__Task directions__:
Show all lines from the material that carry the word "likes".
+---+
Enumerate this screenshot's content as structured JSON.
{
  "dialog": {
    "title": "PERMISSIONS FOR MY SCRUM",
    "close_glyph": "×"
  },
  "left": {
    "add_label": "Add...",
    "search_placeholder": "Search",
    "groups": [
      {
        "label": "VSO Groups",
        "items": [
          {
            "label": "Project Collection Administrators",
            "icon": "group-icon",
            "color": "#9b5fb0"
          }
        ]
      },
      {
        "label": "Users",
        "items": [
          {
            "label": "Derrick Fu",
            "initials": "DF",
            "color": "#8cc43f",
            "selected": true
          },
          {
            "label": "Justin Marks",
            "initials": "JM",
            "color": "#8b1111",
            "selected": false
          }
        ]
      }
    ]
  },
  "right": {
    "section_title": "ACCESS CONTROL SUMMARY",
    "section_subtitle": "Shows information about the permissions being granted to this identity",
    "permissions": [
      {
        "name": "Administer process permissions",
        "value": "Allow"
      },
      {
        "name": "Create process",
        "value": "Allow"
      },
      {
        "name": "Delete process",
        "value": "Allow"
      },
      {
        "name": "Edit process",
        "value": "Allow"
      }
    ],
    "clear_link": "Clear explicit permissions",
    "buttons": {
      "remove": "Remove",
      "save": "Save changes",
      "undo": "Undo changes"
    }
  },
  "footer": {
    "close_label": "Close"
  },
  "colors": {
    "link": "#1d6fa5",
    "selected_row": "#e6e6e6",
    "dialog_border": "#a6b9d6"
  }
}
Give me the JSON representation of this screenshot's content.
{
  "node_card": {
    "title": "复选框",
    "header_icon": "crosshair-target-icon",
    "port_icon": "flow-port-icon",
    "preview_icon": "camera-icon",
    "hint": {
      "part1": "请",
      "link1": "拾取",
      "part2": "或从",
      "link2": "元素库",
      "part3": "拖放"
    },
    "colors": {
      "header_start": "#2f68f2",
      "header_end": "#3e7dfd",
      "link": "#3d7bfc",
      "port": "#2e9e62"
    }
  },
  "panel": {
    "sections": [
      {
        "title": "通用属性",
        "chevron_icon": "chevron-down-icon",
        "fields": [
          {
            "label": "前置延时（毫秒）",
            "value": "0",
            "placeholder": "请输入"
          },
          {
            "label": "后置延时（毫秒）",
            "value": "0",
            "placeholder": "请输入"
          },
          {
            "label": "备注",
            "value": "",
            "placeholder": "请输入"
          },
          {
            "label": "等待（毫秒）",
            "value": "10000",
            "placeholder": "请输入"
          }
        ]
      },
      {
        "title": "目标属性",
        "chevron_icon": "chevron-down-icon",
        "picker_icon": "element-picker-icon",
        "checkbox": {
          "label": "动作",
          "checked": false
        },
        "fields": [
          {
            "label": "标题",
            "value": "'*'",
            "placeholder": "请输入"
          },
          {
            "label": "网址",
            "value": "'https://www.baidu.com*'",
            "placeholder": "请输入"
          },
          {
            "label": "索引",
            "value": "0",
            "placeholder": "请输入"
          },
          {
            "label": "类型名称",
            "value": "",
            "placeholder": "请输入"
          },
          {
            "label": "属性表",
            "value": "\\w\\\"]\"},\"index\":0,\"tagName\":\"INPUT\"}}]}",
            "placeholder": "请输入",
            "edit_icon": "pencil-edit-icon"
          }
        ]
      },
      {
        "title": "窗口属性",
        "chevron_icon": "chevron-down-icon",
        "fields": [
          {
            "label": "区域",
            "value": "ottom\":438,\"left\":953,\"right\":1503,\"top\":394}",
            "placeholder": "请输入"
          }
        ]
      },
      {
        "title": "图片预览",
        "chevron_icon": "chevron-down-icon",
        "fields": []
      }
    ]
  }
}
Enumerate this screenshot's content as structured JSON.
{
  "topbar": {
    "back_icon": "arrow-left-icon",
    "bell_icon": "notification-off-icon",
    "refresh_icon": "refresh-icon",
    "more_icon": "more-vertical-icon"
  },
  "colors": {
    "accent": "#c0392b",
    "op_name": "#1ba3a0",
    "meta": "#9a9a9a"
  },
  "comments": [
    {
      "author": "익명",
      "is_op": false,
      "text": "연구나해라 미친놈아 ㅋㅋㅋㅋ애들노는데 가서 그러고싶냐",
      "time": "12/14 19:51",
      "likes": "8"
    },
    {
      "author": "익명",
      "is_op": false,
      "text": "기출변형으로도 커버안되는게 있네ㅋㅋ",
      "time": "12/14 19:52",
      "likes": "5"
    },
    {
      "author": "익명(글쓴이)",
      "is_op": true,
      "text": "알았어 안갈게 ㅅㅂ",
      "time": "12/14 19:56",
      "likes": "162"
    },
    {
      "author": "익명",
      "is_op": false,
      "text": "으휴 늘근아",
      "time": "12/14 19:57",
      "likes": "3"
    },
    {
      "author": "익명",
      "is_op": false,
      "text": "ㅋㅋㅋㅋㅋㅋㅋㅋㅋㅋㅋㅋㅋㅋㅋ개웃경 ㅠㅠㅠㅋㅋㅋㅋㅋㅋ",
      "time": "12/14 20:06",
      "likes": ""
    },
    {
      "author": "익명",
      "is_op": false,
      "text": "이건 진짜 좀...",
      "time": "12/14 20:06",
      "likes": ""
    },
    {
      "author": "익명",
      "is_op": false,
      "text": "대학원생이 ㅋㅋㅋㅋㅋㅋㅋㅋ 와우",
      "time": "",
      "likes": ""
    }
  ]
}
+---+
__Answer for this exercise__:
      "likes": "8"
      "likes": "5"
      "likes": "162"
      "likes": "3"
      "likes": ""
      "likes": ""
      "likes": ""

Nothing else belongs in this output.